“There is a wall, if not an abyss, between these specialists because a physicist doesn’t make an appointment with a doctor unless he gets sick,” Fortov said. “Nevertheless, there is a lot of examples when the methods of physics proved absolutely effective in medicine. It’s important to link these two continents.”
He said the United States, South Korea and China had an enviable knack for transferring cutting-edge technology from research institutions to business.
“I see the development of a similar system as a goal for the near term,” Fortov said.
The academy is collecting promising ideas for pitching to business and will unveil the proposals by the end of this fall, he said.
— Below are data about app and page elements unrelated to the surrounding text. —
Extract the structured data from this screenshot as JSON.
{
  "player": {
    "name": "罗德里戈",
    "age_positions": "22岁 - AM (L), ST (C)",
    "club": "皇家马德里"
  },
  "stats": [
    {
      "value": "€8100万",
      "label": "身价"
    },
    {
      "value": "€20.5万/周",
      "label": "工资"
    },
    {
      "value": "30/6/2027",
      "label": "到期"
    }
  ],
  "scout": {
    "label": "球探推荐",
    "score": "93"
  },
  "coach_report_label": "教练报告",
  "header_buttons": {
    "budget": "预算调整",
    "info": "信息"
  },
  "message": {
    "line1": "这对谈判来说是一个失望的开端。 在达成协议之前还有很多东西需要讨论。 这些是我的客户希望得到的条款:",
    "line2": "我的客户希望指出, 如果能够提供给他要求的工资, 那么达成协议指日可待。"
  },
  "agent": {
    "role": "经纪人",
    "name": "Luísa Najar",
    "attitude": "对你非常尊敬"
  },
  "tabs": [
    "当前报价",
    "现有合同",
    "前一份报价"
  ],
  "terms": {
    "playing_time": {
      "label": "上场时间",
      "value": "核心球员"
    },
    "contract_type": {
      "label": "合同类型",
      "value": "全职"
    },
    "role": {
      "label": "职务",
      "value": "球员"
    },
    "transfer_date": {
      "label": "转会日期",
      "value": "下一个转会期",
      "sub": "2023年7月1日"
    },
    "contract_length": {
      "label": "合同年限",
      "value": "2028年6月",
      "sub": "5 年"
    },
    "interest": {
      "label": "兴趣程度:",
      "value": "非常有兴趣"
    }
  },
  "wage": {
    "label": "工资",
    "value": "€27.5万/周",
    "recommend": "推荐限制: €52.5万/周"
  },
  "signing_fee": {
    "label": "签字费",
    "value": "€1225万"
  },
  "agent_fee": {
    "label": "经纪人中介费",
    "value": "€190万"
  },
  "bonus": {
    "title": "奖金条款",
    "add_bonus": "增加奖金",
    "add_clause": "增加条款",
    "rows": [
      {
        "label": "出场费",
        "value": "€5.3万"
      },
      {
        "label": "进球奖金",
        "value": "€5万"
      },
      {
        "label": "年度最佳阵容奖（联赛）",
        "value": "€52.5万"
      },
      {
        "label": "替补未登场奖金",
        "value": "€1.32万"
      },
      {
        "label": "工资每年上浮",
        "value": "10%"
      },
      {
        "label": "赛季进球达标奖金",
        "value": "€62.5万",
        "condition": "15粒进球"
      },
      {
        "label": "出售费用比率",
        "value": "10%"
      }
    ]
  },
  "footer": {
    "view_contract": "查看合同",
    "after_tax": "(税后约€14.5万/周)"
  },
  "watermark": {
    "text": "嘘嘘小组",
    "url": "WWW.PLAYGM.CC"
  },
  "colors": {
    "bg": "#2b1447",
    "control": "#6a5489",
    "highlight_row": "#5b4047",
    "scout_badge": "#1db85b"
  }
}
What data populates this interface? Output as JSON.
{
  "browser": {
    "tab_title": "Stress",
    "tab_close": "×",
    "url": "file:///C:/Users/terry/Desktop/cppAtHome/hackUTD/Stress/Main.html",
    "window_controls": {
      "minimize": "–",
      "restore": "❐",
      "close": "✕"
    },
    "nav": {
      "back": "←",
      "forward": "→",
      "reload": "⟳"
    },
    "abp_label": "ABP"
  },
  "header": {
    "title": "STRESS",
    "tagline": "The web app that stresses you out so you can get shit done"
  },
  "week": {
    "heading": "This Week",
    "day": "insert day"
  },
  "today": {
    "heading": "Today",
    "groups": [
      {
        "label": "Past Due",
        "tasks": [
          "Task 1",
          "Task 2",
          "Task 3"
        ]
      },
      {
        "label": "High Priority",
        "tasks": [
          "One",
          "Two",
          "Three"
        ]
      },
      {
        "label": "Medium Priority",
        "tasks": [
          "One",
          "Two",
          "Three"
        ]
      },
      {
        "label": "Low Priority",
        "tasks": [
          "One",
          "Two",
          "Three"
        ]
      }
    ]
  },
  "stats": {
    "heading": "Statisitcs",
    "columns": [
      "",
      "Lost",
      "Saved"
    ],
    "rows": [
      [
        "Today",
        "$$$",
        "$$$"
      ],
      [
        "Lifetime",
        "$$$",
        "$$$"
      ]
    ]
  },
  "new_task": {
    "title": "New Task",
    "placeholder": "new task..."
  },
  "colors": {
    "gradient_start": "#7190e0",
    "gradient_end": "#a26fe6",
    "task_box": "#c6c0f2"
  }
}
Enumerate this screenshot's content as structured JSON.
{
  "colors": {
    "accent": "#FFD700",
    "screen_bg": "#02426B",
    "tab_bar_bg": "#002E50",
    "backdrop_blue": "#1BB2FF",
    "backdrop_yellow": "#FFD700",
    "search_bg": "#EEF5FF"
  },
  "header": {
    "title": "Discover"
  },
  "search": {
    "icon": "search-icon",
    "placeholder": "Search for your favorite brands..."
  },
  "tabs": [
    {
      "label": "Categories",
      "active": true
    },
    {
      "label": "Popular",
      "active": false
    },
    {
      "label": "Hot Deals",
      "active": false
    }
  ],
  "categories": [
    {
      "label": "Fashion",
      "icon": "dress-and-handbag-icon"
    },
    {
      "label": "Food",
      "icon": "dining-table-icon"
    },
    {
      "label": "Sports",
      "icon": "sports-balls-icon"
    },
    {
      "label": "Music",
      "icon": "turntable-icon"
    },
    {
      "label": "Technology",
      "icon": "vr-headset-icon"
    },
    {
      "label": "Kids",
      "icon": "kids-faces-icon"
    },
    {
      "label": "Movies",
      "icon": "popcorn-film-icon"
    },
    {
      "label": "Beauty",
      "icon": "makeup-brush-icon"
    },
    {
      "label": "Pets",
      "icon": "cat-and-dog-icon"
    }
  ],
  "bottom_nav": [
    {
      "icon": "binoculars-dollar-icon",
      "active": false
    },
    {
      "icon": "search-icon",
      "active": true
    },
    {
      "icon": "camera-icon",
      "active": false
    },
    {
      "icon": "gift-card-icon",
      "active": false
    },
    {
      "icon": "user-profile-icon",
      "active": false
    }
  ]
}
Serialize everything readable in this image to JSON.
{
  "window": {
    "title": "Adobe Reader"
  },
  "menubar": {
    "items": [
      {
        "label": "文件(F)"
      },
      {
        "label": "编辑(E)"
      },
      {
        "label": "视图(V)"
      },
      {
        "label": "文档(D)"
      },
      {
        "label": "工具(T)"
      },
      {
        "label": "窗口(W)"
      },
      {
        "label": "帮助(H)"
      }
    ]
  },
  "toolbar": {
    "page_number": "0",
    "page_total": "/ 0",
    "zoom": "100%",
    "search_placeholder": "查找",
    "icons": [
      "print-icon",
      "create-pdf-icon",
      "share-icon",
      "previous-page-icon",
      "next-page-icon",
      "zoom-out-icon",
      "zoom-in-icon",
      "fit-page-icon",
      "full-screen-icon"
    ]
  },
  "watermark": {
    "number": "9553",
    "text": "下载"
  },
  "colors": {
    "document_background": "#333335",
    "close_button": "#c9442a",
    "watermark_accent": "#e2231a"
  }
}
Fortov appears ready to display his affinity with the global scientific community. On one of the days at the St. Petersburg forum, he wore a pin with the logo of Israel’s Ben-Gurion University on the lapel of his jacket — a symbol resembling a flame. An honorary professor at the institution, he explained that the logo stands for the light of education.
In addition to the new post, Fortov has another reason to celebrate this year: the Gazprom-backed Global Energy award for his research of the properties of fluids and construction materials. Rosneft chief Igor Sechin bestowed the prize on Fortov on the sidelines of the St. Petersburg forum.
Fortov shared the 33 million ruble ($1.2 million) endowment with Japanese Akira Yoshino, who received recognition for his role in the development of rechargeable lithium-ion batteries.
The president of the Russian Academy of Sciences immediately donated 3 million rubles of the money to Russian charity Give Life, founded by actresses Chulpan Khamatova and Dina Korzun to support children suffering from cancer.